Task requirements: For each record, copy the text exactly and omit any picture it holds.

--- Records to use Enclosed Below ---

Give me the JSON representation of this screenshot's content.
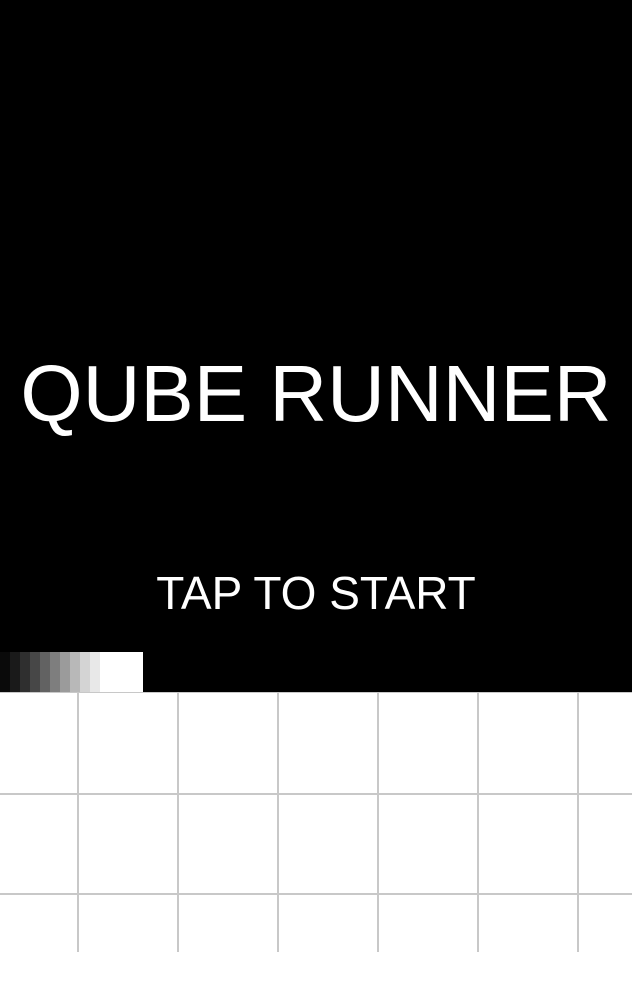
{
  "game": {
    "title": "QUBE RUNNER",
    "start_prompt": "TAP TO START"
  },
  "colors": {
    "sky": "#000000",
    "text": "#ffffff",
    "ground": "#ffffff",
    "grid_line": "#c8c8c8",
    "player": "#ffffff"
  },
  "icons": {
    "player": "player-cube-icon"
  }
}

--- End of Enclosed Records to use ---

Task answer:
Give me the JSON representation of this screenshot's content.
{
  "game": {
    "title": "QUBE RUNNER",
    "start_prompt": "TAP TO START"
  },
  "colors": {
    "sky": "#000000",
    "text": "#ffffff",
    "ground": "#ffffff",
    "grid_line": "#c8c8c8",
    "player": "#ffffff"
  },
  "icons": {
    "player": "player-cube-icon"
  }
}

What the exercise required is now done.